# TASK REQUIREMENTS
The response must match the data below exactly, line for line.

# DATA SHOWN
☆ ☆ ☆ ☆

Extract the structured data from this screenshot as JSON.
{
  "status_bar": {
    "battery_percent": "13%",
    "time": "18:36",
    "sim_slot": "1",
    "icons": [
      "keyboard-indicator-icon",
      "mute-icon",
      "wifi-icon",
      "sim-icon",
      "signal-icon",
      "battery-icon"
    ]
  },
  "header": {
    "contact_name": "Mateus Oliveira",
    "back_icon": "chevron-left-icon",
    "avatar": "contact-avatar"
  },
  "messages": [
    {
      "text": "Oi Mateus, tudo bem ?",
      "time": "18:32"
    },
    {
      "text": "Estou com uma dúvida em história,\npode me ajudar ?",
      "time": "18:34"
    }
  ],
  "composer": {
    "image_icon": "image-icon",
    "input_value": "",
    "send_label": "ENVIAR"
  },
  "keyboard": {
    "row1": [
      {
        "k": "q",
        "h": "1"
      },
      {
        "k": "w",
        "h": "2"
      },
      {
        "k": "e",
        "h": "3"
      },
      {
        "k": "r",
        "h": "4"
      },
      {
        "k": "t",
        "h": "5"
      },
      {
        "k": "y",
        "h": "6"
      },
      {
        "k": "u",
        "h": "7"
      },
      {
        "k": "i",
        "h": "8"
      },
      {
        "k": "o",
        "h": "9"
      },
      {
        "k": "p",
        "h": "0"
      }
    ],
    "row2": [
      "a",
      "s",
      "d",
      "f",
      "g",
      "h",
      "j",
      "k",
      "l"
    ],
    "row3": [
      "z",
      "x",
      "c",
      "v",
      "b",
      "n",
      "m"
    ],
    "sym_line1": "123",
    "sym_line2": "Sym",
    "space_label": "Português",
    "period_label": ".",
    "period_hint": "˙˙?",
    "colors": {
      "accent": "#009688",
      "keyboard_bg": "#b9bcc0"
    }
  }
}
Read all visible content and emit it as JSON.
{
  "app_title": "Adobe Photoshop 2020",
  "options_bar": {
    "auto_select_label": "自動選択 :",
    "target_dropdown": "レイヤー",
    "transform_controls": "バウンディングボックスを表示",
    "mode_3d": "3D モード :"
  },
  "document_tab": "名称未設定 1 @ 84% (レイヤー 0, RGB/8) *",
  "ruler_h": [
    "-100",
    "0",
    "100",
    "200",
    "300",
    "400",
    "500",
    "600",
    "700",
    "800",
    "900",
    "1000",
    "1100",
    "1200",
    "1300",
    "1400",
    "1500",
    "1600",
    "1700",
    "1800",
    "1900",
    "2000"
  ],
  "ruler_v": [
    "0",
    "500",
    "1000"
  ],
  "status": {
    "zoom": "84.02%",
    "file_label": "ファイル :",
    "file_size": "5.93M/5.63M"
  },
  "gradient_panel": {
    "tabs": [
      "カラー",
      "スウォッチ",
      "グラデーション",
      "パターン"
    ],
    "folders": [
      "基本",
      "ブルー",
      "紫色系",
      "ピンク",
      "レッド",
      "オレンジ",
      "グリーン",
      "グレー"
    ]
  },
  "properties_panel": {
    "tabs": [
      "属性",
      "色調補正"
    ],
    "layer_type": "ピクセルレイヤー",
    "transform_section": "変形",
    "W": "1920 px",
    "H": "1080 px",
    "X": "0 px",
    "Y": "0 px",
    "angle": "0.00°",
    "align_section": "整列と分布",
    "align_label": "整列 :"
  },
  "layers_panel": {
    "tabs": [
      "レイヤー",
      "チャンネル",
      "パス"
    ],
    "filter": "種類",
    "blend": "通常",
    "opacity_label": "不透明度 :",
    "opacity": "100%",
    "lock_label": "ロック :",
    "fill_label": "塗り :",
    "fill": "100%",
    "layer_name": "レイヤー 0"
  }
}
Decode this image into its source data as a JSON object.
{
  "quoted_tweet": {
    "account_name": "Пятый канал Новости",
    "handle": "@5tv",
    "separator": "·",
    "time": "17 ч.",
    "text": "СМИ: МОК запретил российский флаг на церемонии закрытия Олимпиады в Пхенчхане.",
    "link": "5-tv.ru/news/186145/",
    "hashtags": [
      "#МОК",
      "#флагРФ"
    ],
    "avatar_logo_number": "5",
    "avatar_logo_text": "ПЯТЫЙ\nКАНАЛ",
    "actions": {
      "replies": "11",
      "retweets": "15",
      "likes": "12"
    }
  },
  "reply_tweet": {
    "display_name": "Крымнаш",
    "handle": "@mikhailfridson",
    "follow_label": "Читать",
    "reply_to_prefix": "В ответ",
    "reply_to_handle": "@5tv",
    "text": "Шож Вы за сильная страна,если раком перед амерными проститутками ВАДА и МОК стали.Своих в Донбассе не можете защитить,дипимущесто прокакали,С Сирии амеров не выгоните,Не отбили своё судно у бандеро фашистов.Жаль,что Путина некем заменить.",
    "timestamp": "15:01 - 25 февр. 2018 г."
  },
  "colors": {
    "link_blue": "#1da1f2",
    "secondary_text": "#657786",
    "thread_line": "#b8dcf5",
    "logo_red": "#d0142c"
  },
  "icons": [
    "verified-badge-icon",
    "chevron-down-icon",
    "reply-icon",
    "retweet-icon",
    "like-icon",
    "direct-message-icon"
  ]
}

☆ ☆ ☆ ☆

# YOUR SOLUTION
Extract the structured data from this screenshot as JSON.
{
  "status_bar": {
    "battery_percent": "13%",
    "time": "18:36",
    "sim_slot": "1",
    "icons": [
      "keyboard-indicator-icon",
      "mute-icon",
      "wifi-icon",
      "sim-icon",
      "signal-icon",
      "battery-icon"
    ]
  },
  "header": {
    "contact_name": "Mateus Oliveira",
    "back_icon": "chevron-left-icon",
    "avatar": "contact-avatar"
  },
  "messages": [
    {
      "text": "Oi Mateus, tudo bem ?",
      "time": "18:32"
    },
    {
      "text": "Estou com uma dúvida em história,\npode me ajudar ?",
      "time": "18:34"
    }
  ],
  "composer": {
    "image_icon": "image-icon",
    "input_value": "",
    "send_label": "ENVIAR"
  },
  "keyboard": {
    "row1": [
      {
        "k": "q",
        "h": "1"
      },
      {
        "k": "w",
        "h": "2"
      },
      {
        "k": "e",
        "h": "3"
      },
      {
        "k": "r",
        "h": "4"
      },
      {
        "k": "t",
        "h": "5"
      },
      {
        "k": "y",
        "h": "6"
      },
      {
        "k": "u",
        "h": "7"
      },
      {
        "k": "i",
        "h": "8"
      },
      {
        "k": "o",
        "h": "9"
      },
      {
        "k": "p",
        "h": "0"
      }
    ],
    "row2": [
      "a",
      "s",
      "d",
      "f",
      "g",
      "h",
      "j",
      "k",
      "l"
    ],
    "row3": [
      "z",
      "x",
      "c",
      "v",
      "b",
      "n",
      "m"
    ],
    "sym_line1": "123",
    "sym_line2": "Sym",
    "space_label": "Português",
    "period_label": ".",
    "period_hint": "˙˙?",
    "colors": {
      "accent": "#009688",
      "keyboard_bg": "#b9bcc0"
    }
  }
}
Read all visible content and emit it as JSON.
{
  "app_title": "Adobe Photoshop 2020",
  "options_bar": {
    "auto_select_label": "自動選択 :",
    "target_dropdown": "レイヤー",
    "transform_controls": "バウンディングボックスを表示",
    "mode_3d": "3D モード :"
  },
  "document_tab": "名称未設定 1 @ 84% (レイヤー 0, RGB/8) *",
  "ruler_h": [
    "-100",
    "0",
    "100",
    "200",
    "300",
    "400",
    "500",
    "600",
    "700",
    "800",
    "900",
    "1000",
    "1100",
    "1200",
    "1300",
    "1400",
    "1500",
    "1600",
    "1700",
    "1800",
    "1900",
    "2000"
  ],
  "ruler_v": [
    "0",
    "500",
    "1000"
  ],
  "status": {
    "zoom": "84.02%",
    "file_label": "ファイル :",
    "file_size": "5.93M/5.63M"
  },
  "gradient_panel": {
    "tabs": [
      "カラー",
      "スウォッチ",
      "グラデーション",
      "パターン"
    ],
    "folders": [
      "基本",
      "ブルー",
      "紫色系",
      "ピンク",
      "レッド",
      "オレンジ",
      "グリーン",
      "グレー"
    ]
  },
  "properties_panel": {
    "tabs": [
      "属性",
      "色調補正"
    ],
    "layer_type": "ピクセルレイヤー",
    "transform_section": "変形",
    "W": "1920 px",
    "H": "1080 px",
    "X": "0 px",
    "Y": "0 px",
    "angle": "0.00°",
    "align_section": "整列と分布",
    "align_label": "整列 :"
  },
  "layers_panel": {
    "tabs": [
      "レイヤー",
      "チャンネル",
      "パス"
    ],
    "filter": "種類",
    "blend": "通常",
    "opacity_label": "不透明度 :",
    "opacity": "100%",
    "lock_label": "ロック :",
    "fill_label": "塗り :",
    "fill": "100%",
    "layer_name": "レイヤー 0"
  }
}
Decode this image into its source data as a JSON object.
{
  "quoted_tweet": {
    "account_name": "Пятый канал Новости",
    "handle": "@5tv",
    "separator": "·",
    "time": "17 ч.",
    "text": "СМИ: МОК запретил российский флаг на церемонии закрытия Олимпиады в Пхенчхане.",
    "link": "5-tv.ru/news/186145/",
    "hashtags": [
      "#МОК",
      "#флагРФ"
    ],
    "avatar_logo_number": "5",
    "avatar_logo_text": "ПЯТЫЙ\nКАНАЛ",
    "actions": {
      "replies": "11",
      "retweets": "15",
      "likes": "12"
    }
  },
  "reply_tweet": {
    "display_name": "Крымнаш",
    "handle": "@mikhailfridson",
    "follow_label": "Читать",
    "reply_to_prefix": "В ответ",
    "reply_to_handle": "@5tv",
    "text": "Шож Вы за сильная страна,если раком перед амерными проститутками ВАДА и МОК стали.Своих в Донбассе не можете защитить,дипимущесто прокакали,С Сирии амеров не выгоните,Не отбили своё судно у бандеро фашистов.Жаль,что Путина некем заменить.",
    "timestamp": "15:01 - 25 февр. 2018 г."
  },
  "colors": {
    "link_blue": "#1da1f2",
    "secondary_text": "#657786",
    "thread_line": "#b8dcf5",
    "logo_red": "#d0142c"
  },
  "icons": [
    "verified-badge-icon",
    "chevron-down-icon",
    "reply-icon",
    "retweet-icon",
    "like-icon",
    "direct-message-icon"
  ]
}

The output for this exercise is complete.